We hear a lot about how cutting business taxes creates jobs but there is no evidence to suggest this is a truism. In fact, this mindset has sent West Virginia to the bottom of the list of the most innovative states. As it turns out, low-tax states are not highly innovative. And new ideas are just what the state will need to prepare itself for the decline of the coal industry.
In today’s Charleston Gazette, two Marshall University professors should get a slap on the back for speaking truth to power. In a forum on cuts to higher education spending, the two professors had the following reactions when Delegate Nancy Guthrie and other legislators said they couldn’t raise taxes on coal and soda to fund higher education budget gaps because of powerful corporate interests:
“These meetings are supposed to be a way for you to get input from us — you said explicitly that you need our ideas — and some fairly reasonable, straightforward ideas have been presented here, and the reaction is, ‘well, we can’t do that. That’s not possible politically,’” said Dan Holbrook, chairman of Marshall’s history department.
“I guess I’m saddened that our elected representatives find this sort of thing impossible because they’re — let me put this harshly — ‘held hostage’ by some lobbyists, when the vast majority of the population, if it’s presented correctly, would absolutely support paying slightly more for goods and services if we got some broad-based future economic development that included support for higher education.”
Eldon Larsen, faculty senate chairman at Marshall, said the state’s decision for an across-the-board cut showed an inability to prioritize, and a future fund for education does nothing to bolster students and educators hoping to improve futures now.
“We have to decide what’s most important in this state. Nobody in the legislature is willing to make the hard decisions because it’s ‘too political,’” he said. “When are you going to stop being political — and I know you can’t — and start making the hard decisions about what’s important, instead of treating everything the same when it’s not.”
Not sure I could have said it better myself (minus the Future Fund statement, we need that!).
For the last couple of years we have been a lone voice on the issues surrounding state budget cuts, so it is nice to see someone else pointing out the truism that the state budget is all about our state’s priorities. And, as we’ve pointed out time and time again, these budget cuts were never necessary. In fact, they were self-inflicted.

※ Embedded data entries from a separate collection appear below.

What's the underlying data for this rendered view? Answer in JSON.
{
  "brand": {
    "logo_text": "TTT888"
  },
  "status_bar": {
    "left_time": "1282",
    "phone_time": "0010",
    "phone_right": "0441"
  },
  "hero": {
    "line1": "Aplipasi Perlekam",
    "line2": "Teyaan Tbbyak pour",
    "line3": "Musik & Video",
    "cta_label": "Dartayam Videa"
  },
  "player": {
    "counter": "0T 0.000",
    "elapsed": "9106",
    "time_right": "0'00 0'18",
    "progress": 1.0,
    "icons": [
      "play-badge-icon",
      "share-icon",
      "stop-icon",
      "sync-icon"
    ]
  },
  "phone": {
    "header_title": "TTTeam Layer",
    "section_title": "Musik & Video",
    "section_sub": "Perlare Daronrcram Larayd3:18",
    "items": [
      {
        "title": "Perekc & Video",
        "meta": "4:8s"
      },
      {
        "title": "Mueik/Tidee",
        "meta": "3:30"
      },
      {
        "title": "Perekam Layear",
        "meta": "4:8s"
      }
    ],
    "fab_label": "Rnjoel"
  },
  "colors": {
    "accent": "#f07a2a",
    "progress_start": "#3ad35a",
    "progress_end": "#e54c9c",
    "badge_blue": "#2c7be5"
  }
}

The good news is that our elected leaders can reverse course by either ending these tax cuts or by finding additional revenue. Of course this won’t happen if they fail to grasp that you can’t have a strong economy without a an educated workforce. And that you can’t have an educated workforce by continuing to cut business taxes and hiding behind lobbyists.